Today’s plant breeder has to make good decisions about every step in the process. That means not only making good choices about the parents to use in order to hit certain desirable internal and external quality parameters, but also excellent decisions about how to build in such things as pest resistance, precocity, growth habit, and a whole range of genetically controlled desirable traits.

And, by the way, this has to be done fast—faster than ever—in order to deliver new cultivars of apples and pears to consumers who are used to changing cell phones and computers almost annually. Say good-bye to 25 years from initial cross to commercial grower; hello to 10 to 15 years…or less.

And that is the essence of the work and supporting systems to the breeding program at HortResearch. A cultivar production system if you will, and, as explained to us by plant breeders Allan White and Richard Volz, a system that relies heavily on the underpinning scientific support of three branches of HortResearch: consumer research headed by Dr. Roger Harker at the Mt. Albert lab in Auckland; genomics (gene markers/gene mapping) headed by Dr. Sue Gardiner at the Palmerston North lab on the Massey University campus; and tree fruit physiology headed by Dr. Stuart Tustin at the Havelock North lab.

One generation

The information developed by these supporting programs feeds directly into the Cultivar Breeding Program and is integral to helping the breeders make the right choices the first time around. Ultimately, the supporting science leads to a decrease in the period of time required for the plant breeder to move from a group of plants (germplasm), each one possessing a desirable trait, to a single cultivar expressing all the desirable traits and ready to move out to Prevar for commercial trials.

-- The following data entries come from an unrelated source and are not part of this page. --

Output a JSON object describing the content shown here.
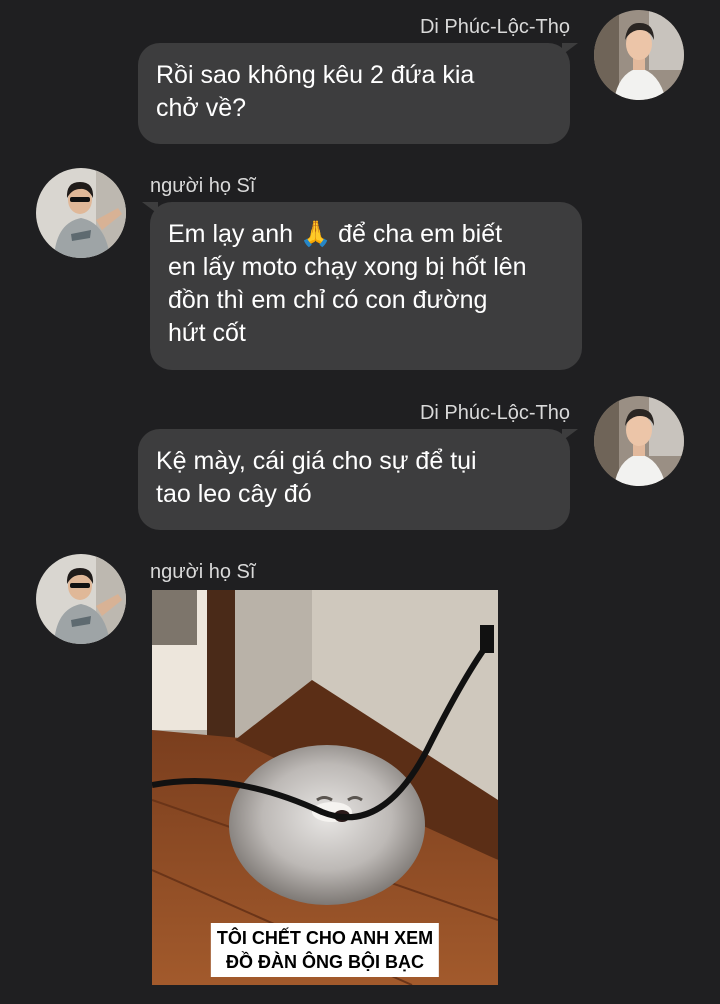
{
  "chat": {
    "messages": [
      {
        "sender": "Di Phúc-Lộc-Thọ",
        "lines": [
          "Rồi sao không kêu 2 đứa kia",
          "chở về?"
        ],
        "avatar_icon": "man-white-shirt-avatar-icon"
      },
      {
        "sender": "người họ Sĩ",
        "lines": [
          "Em lạy anh 🙏 để cha em biết",
          "en lấy moto chạy xong bị hốt lên",
          "đồn thì em chỉ có con đường",
          "hứt cốt"
        ],
        "avatar_icon": "man-sunglasses-avatar-icon"
      },
      {
        "sender": "Di Phúc-Lộc-Thọ",
        "lines": [
          "Kệ mày, cái giá cho sự để tụi",
          "tao leo cây đó"
        ],
        "avatar_icon": "man-white-shirt-avatar-icon"
      },
      {
        "sender": "người họ Sĩ",
        "image_icon": "fluffy-cat-biting-cable-meme-icon",
        "caption_lines": [
          "TÔI CHẾT CHO ANH XEM",
          "ĐỒ ĐÀN ÔNG BỘI BẠC"
        ],
        "avatar_icon": "man-sunglasses-avatar-icon"
      }
    ]
  },
  "colors": {
    "background": "#1f1f21",
    "bubble": "#3d3d3e",
    "text": "#ffffff",
    "sender": "#d9d9d9"
  }
}
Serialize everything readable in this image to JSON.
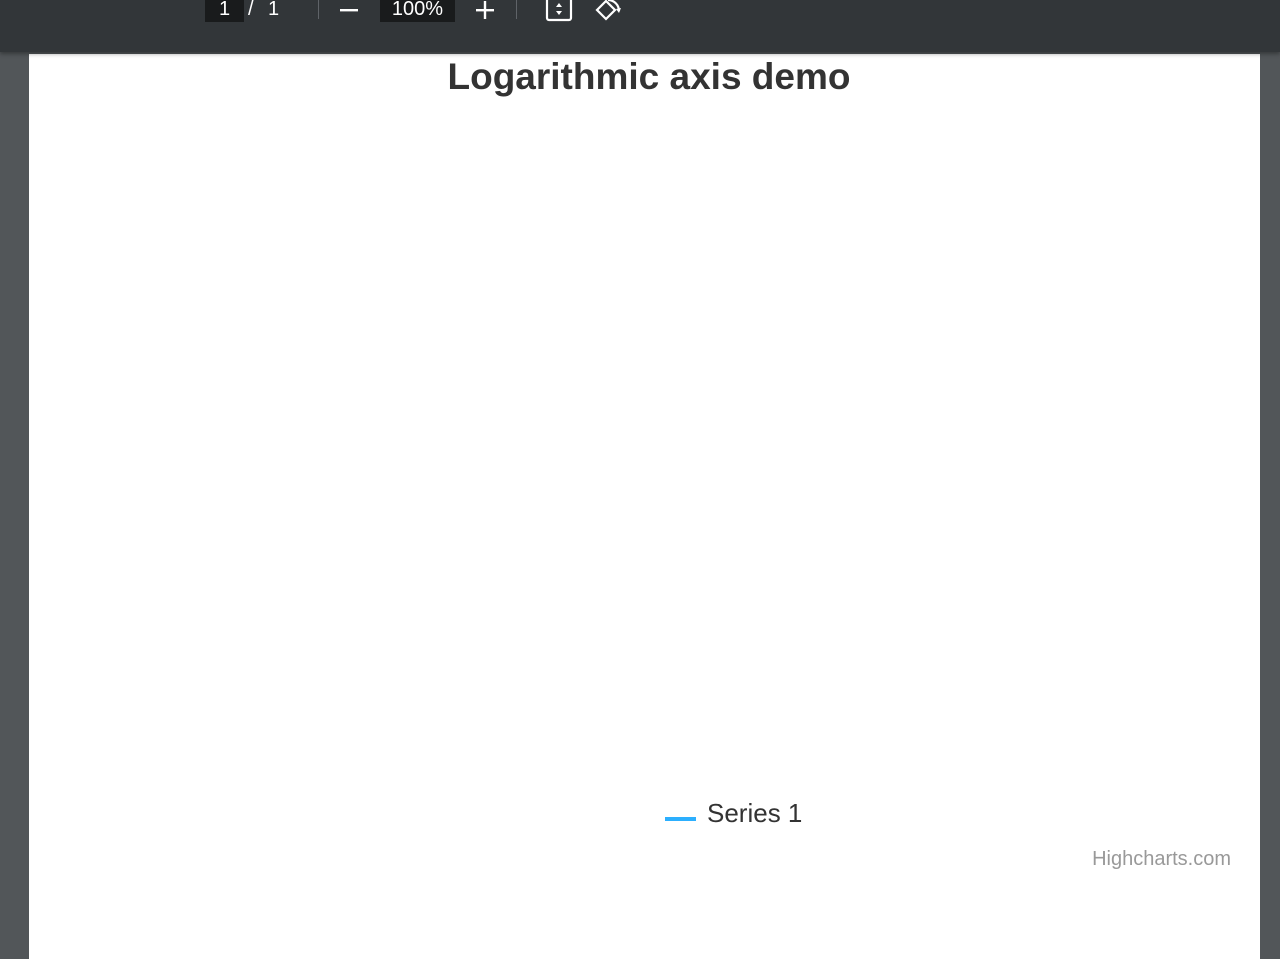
{
  "toolbar": {
    "page_current": "1",
    "page_separator": "/",
    "page_total": "1",
    "zoom_value": "100%"
  },
  "chart_data": {
    "type": "line",
    "title": "Logarithmic axis demo",
    "series": [
      {
        "name": "Series 1",
        "values": []
      }
    ],
    "legend": "bottom-center",
    "color": "#2caffe",
    "credits": "Highcharts.com"
  }
}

So focused is the HortResearch cultivar production system, that the goal is to achieve production of a commercial cultivar in just one generation.